## Task to complete
In the data that follows, every line containing the word "true" should be returned.
= Beginning of Section =
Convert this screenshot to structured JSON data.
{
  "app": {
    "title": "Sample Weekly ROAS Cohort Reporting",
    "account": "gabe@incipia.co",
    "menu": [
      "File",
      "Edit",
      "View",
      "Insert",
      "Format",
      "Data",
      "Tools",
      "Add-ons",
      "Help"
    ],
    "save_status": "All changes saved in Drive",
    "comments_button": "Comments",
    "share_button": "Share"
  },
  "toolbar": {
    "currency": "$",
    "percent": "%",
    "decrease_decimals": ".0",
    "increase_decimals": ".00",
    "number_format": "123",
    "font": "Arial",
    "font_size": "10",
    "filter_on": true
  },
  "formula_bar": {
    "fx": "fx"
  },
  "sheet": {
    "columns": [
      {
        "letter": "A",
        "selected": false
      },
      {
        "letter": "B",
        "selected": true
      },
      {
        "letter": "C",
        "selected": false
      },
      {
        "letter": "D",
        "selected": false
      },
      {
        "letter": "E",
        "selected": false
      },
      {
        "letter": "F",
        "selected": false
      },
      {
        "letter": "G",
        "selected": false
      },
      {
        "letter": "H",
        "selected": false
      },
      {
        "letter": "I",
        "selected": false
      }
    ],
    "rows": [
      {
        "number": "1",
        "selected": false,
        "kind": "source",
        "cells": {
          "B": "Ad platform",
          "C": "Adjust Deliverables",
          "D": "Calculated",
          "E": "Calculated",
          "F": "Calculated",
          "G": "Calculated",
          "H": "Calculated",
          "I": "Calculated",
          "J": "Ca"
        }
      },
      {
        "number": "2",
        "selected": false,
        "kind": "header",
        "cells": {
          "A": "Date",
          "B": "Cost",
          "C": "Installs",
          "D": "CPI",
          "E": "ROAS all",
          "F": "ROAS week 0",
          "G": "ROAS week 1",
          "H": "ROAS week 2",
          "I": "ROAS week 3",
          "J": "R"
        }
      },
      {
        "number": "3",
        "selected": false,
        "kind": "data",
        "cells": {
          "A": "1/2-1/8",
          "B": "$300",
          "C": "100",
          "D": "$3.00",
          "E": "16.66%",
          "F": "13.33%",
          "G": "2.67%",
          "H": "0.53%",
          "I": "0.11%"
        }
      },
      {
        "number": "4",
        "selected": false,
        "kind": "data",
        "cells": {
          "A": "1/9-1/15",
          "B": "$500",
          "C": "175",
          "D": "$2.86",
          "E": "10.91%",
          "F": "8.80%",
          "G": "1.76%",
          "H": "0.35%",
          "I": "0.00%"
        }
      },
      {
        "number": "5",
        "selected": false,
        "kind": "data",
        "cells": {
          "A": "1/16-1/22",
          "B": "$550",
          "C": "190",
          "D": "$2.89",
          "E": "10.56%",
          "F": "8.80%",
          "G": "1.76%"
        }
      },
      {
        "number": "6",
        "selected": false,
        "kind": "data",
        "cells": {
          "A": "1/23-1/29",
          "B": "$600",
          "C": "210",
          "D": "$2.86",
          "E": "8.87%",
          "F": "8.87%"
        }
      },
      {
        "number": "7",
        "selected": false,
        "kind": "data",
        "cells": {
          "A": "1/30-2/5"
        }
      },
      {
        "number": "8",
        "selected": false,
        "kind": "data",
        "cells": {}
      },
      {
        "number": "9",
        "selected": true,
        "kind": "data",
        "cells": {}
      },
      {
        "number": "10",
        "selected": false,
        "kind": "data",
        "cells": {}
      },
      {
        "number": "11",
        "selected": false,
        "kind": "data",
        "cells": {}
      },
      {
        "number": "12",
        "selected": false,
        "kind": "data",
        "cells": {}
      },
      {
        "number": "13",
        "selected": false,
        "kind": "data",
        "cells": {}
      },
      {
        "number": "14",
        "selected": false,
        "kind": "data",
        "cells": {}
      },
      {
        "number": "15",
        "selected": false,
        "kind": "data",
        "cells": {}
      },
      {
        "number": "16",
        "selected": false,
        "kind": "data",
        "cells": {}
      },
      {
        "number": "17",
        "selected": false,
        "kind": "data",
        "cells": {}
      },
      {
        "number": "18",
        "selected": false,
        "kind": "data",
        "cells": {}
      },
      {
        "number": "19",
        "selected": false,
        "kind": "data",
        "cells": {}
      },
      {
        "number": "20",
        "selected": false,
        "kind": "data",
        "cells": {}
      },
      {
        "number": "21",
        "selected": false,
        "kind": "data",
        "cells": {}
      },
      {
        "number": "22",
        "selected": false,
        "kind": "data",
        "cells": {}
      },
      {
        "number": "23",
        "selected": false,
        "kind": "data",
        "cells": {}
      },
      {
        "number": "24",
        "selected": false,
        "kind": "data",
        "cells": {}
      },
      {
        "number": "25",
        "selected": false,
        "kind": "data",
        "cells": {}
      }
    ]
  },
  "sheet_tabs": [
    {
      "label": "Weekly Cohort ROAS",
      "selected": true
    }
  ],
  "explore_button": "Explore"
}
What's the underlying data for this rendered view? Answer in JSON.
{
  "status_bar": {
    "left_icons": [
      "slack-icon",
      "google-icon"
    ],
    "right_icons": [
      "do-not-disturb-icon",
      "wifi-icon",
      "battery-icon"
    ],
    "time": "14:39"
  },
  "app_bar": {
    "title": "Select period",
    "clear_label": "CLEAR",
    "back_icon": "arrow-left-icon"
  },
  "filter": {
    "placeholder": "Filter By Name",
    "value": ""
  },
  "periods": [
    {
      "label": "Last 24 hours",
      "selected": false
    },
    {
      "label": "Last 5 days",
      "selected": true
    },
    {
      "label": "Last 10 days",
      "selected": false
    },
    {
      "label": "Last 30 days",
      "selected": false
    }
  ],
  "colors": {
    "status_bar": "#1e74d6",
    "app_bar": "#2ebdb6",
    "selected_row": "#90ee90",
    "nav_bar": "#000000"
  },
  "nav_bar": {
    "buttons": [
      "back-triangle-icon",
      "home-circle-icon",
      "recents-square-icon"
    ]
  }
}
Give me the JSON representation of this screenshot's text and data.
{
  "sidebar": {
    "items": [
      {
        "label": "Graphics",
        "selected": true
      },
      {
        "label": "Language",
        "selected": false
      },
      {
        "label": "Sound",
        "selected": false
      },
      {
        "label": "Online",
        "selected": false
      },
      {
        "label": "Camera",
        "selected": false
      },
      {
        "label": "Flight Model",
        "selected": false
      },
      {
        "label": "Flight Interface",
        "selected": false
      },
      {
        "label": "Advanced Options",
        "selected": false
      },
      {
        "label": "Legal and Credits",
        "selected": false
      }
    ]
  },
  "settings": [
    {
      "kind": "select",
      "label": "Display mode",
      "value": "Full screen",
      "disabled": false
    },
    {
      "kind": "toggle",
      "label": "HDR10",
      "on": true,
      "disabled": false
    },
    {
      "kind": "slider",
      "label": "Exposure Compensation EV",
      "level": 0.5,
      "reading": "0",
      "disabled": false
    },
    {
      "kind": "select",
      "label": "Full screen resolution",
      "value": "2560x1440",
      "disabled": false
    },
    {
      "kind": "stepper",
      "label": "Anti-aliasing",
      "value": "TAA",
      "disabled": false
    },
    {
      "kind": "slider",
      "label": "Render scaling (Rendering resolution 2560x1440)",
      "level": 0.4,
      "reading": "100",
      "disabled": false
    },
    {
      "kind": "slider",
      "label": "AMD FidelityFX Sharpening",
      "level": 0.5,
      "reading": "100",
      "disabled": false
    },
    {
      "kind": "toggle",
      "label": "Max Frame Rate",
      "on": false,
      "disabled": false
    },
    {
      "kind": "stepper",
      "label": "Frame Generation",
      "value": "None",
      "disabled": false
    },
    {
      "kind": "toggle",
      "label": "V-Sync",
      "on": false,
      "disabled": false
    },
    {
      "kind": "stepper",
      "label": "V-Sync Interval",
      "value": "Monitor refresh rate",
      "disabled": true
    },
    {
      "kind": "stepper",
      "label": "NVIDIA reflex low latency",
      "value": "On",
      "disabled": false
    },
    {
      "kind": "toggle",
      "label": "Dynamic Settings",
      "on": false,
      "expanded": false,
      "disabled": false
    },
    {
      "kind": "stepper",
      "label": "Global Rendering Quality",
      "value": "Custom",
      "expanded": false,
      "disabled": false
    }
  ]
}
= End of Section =
## Worked solution
    "filter_on": true
        "selected": true
        "selected": true,
      "selected": true
      "selected": true
        "selected": true
      "on": true,
      "disabled": true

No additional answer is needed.